■ **Data to examine**

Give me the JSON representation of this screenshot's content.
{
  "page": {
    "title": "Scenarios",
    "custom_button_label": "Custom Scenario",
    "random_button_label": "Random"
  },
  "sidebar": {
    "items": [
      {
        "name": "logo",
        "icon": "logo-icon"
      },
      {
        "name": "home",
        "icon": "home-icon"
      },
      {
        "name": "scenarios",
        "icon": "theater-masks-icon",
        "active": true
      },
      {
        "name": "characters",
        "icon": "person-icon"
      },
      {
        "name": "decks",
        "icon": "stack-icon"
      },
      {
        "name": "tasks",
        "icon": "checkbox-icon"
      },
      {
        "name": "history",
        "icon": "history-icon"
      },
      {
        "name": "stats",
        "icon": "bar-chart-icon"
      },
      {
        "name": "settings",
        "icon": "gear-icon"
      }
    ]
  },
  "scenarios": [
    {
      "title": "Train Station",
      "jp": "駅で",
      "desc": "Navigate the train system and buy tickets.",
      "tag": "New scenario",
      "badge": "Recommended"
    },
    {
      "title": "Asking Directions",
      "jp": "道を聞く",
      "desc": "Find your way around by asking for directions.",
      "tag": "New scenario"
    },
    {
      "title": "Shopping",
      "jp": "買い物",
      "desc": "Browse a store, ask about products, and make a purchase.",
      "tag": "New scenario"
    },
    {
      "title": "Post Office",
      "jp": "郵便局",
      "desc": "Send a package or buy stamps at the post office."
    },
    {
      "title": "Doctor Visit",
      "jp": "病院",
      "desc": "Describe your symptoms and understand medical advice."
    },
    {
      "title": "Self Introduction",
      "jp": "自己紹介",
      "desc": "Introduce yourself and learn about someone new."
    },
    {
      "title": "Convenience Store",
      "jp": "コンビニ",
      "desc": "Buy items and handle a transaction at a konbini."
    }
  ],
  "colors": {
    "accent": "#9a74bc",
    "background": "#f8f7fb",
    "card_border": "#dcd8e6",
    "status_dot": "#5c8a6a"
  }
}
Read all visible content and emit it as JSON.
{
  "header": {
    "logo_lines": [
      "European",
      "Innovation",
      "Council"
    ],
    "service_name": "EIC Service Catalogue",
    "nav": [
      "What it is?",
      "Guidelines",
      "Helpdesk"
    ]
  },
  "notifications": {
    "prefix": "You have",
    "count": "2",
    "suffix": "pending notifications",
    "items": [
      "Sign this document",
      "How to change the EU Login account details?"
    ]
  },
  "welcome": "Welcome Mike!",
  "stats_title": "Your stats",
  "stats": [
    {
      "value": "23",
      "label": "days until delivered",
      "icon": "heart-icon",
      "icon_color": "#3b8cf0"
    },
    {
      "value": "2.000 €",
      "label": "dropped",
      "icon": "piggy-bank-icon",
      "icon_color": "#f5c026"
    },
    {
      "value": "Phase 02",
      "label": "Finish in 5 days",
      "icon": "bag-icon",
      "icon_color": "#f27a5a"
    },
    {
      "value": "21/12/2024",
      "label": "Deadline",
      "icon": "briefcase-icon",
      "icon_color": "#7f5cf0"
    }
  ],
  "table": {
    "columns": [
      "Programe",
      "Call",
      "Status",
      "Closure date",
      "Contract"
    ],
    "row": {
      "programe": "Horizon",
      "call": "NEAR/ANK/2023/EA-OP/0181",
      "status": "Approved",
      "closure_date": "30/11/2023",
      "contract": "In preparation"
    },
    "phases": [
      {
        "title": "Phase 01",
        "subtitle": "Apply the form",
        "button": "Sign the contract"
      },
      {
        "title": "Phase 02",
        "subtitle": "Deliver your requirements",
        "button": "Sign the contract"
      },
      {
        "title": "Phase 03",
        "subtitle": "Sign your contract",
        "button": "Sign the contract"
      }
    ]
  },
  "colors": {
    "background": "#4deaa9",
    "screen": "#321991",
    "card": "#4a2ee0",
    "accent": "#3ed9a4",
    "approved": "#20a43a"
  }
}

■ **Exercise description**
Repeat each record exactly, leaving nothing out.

■ **Response**
Give me the JSON representation of this screenshot's content.
{
  "page": {
    "title": "Scenarios",
    "custom_button_label": "Custom Scenario",
    "random_button_label": "Random"
  },
  "sidebar": {
    "items": [
      {
        "name": "logo",
        "icon": "logo-icon"
      },
      {
        "name": "home",
        "icon": "home-icon"
      },
      {
        "name": "scenarios",
        "icon": "theater-masks-icon",
        "active": true
      },
      {
        "name": "characters",
        "icon": "person-icon"
      },
      {
        "name": "decks",
        "icon": "stack-icon"
      },
      {
        "name": "tasks",
        "icon": "checkbox-icon"
      },
      {
        "name": "history",
        "icon": "history-icon"
      },
      {
        "name": "stats",
        "icon": "bar-chart-icon"
      },
      {
        "name": "settings",
        "icon": "gear-icon"
      }
    ]
  },
  "scenarios": [
    {
      "title": "Train Station",
      "jp": "駅で",
      "desc": "Navigate the train system and buy tickets.",
      "tag": "New scenario",
      "badge": "Recommended"
    },
    {
      "title": "Asking Directions",
      "jp": "道を聞く",
      "desc": "Find your way around by asking for directions.",
      "tag": "New scenario"
    },
    {
      "title": "Shopping",
      "jp": "買い物",
      "desc": "Browse a store, ask about products, and make a purchase.",
      "tag": "New scenario"
    },
    {
      "title": "Post Office",
      "jp": "郵便局",
      "desc": "Send a package or buy stamps at the post office."
    },
    {
      "title": "Doctor Visit",
      "jp": "病院",
      "desc": "Describe your symptoms and understand medical advice."
    },
    {
      "title": "Self Introduction",
      "jp": "自己紹介",
      "desc": "Introduce yourself and learn about someone new."
    },
    {
      "title": "Convenience Store",
      "jp": "コンビニ",
      "desc": "Buy items and handle a transaction at a konbini."
    }
  ],
  "colors": {
    "accent": "#9a74bc",
    "background": "#f8f7fb",
    "card_border": "#dcd8e6",
    "status_dot": "#5c8a6a"
  }
}
Read all visible content and emit it as JSON.
{
  "header": {
    "logo_lines": [
      "European",
      "Innovation",
      "Council"
    ],
    "service_name": "EIC Service Catalogue",
    "nav": [
      "What it is?",
      "Guidelines",
      "Helpdesk"
    ]
  },
  "notifications": {
    "prefix": "You have",
    "count": "2",
    "suffix": "pending notifications",
    "items": [
      "Sign this document",
      "How to change the EU Login account details?"
    ]
  },
  "welcome": "Welcome Mike!",
  "stats_title": "Your stats",
  "stats": [
    {
      "value": "23",
      "label": "days until delivered",
      "icon": "heart-icon",
      "icon_color": "#3b8cf0"
    },
    {
      "value": "2.000 €",
      "label": "dropped",
      "icon": "piggy-bank-icon",
      "icon_color": "#f5c026"
    },
    {
      "value": "Phase 02",
      "label": "Finish in 5 days",
      "icon": "bag-icon",
      "icon_color": "#f27a5a"
    },
    {
      "value": "21/12/2024",
      "label": "Deadline",
      "icon": "briefcase-icon",
      "icon_color": "#7f5cf0"
    }
  ],
  "table": {
    "columns": [
      "Programe",
      "Call",
      "Status",
      "Closure date",
      "Contract"
    ],
    "row": {
      "programe": "Horizon",
      "call": "NEAR/ANK/2023/EA-OP/0181",
      "status": "Approved",
      "closure_date": "30/11/2023",
      "contract": "In preparation"
    },
    "phases": [
      {
        "title": "Phase 01",
        "subtitle": "Apply the form",
        "button": "Sign the contract"
      },
      {
        "title": "Phase 02",
        "subtitle": "Deliver your requirements",
        "button": "Sign the contract"
      },
      {
        "title": "Phase 03",
        "subtitle": "Sign your contract",
        "button": "Sign the contract"
      }
    ]
  },
  "colors": {
    "background": "#4deaa9",
    "screen": "#321991",
    "card": "#4a2ee0",
    "accent": "#3ed9a4",
    "approved": "#20a43a"
  }
}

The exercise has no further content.